Inhibition of histone deacetylase activity in reduced oxygen environment enhances the osteogenesis of mouse adipose-derived stromal cells

Yue Xu, Kyle E. Hammerick, Aaron W. James, Antoine L. Carre, Philipp Leucht, Amato J. Giaccia, Michael T. Longaker

Research output: Contribution to journalArticlepeer-review

Abstract

Recent studies suggest that oxygen tension has a great impact on the osteogenic differentiation capacity of mesenchymal cells derived from adipose tissue: reduced oxygen impedes osteogenesis. We have found that expansion of mouse adipose-derived stromal cells (mASCs) in reduced oxygen tension (10%) results in increased cell proliferation along with induction of histone deacetylase (HDAC) activity. In this study, we utilized two HDAC inhibitors (HDACi), sodium butyrate (NaB) and valproic acid (VPA), and studied their effects on mASCs expanded in various oxygen tensions (21%, 10%, and 1% O 2). Significant growth inhibition was observed with NaB or VPA treatment in each oxygen tension. Osteogenesis was enhanced by treatment with NaB or VPA, particularly in reduced oxygen tensions (10% and 1% O2). Conversely, adipogenesis was decreased with treatments of NaB or VPA at all oxygen tensions. Finally, NaB-or VPA-treated, reduced oxygen tension-exposed (1% O2) ASCs were grafted into surgically created mouse tibial defects and resulted in significantly increased bone regeneration.
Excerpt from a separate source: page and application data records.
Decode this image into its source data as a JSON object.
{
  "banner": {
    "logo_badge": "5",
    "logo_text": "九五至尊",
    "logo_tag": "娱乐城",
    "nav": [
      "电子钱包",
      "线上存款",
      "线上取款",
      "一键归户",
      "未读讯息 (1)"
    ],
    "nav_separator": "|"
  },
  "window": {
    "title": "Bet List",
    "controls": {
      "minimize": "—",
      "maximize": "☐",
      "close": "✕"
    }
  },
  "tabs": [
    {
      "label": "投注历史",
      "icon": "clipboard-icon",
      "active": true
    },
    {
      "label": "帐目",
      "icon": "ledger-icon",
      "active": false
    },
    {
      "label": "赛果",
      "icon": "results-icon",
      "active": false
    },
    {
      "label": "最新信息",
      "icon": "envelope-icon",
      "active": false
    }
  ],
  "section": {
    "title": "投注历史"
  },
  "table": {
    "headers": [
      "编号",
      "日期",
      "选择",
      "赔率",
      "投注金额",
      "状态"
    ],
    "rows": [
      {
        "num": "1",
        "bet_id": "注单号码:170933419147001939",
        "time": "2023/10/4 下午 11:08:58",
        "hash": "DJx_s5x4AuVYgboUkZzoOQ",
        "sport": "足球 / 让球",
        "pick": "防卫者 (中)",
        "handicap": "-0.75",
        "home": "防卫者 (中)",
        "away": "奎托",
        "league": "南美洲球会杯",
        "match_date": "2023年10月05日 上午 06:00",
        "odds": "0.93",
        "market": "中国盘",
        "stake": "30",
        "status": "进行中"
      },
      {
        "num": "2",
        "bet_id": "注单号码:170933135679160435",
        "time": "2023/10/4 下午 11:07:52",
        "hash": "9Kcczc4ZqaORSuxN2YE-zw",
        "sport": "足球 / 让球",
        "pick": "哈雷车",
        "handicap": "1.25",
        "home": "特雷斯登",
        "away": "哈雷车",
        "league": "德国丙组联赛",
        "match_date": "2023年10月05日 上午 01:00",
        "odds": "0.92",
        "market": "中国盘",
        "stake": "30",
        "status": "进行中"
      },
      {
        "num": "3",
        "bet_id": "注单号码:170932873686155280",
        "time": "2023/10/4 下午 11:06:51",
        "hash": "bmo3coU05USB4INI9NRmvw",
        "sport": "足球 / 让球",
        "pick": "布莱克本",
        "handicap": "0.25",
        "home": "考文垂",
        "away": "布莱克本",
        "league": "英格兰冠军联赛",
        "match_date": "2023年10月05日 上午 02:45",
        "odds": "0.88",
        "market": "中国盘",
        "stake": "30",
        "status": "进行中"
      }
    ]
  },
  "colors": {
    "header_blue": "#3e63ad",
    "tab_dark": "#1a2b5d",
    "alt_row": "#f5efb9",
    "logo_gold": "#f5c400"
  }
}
In conclusion, HDACi significantly promote the osteogenic differentiation of mASCs exposed to reduced oxygen tension; HDACi may hold promise for future clinical applications of ASCs for skeletal regeneration.

Original languageEnglish (US)
Pages (from-to)3697-3707
Number of pages11
JournalTissue Engineering - Part A
Volume15
Issue number12
DOIs
StatePublished - Dec 1 2009
Externally publishedYes

ASJC Scopus subject areas

  • Bioengineering
  • Biochemistry
  • Biomaterials
  • Biomedical Engineering

Fingerprint Dive into the research topics of 'Inhibition of histone deacetylase activity in reduced oxygen environment enhances the osteogenesis of mouse adipose-derived stromal cells'. Together they form a unique fingerprint.

Cite this